-- Opening Marker --

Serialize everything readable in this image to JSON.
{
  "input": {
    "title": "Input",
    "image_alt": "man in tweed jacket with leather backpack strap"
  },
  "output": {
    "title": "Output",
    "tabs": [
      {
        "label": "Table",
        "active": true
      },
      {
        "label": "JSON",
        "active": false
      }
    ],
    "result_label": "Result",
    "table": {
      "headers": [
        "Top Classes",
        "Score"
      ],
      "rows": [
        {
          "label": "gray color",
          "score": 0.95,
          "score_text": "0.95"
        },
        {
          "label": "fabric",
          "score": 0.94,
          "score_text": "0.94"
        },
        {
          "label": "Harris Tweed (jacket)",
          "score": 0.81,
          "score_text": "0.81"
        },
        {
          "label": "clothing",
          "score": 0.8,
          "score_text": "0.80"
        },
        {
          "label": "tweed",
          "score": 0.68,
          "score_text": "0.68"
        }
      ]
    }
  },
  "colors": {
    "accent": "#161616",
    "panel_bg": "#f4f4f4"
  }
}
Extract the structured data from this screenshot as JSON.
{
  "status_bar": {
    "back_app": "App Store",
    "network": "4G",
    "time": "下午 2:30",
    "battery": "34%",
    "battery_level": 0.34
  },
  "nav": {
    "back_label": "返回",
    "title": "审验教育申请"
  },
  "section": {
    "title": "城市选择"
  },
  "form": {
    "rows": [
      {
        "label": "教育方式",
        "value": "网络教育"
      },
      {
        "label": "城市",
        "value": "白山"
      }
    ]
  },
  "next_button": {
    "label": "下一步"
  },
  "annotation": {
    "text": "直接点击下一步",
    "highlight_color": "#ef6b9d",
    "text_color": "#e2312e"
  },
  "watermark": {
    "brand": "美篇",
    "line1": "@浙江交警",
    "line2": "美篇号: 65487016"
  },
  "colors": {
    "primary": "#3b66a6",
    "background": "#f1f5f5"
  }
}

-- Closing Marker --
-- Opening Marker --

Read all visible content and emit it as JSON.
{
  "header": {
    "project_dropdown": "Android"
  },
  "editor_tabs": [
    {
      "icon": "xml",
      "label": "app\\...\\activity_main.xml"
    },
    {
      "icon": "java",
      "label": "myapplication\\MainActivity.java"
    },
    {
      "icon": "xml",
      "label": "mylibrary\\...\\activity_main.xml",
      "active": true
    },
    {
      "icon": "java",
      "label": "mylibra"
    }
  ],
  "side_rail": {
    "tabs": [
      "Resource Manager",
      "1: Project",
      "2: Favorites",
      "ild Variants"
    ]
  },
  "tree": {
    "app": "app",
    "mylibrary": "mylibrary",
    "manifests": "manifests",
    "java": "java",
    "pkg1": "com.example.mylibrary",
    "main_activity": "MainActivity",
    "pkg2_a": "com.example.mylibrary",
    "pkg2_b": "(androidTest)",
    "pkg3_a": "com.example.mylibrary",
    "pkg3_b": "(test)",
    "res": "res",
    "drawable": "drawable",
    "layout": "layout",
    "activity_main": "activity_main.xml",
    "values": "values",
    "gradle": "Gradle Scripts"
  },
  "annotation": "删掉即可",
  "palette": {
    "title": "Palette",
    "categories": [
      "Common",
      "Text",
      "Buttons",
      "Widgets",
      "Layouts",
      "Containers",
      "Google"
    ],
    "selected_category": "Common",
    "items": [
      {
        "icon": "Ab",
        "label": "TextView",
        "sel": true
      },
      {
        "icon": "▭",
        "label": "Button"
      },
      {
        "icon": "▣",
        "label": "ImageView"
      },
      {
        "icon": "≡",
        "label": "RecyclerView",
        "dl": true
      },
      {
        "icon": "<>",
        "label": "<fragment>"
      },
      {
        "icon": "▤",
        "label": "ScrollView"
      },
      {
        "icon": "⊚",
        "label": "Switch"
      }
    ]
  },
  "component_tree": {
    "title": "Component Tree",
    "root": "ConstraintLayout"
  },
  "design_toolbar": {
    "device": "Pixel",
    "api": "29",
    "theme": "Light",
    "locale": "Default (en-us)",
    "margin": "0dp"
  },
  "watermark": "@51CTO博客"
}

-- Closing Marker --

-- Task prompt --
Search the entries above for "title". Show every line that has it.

-- Exercise result --
    "title": "Input",
    "title": "Output",
    "title": "审验教育申请"
    "title": "城市选择"
    "title": "Palette",
    "title": "Component Tree",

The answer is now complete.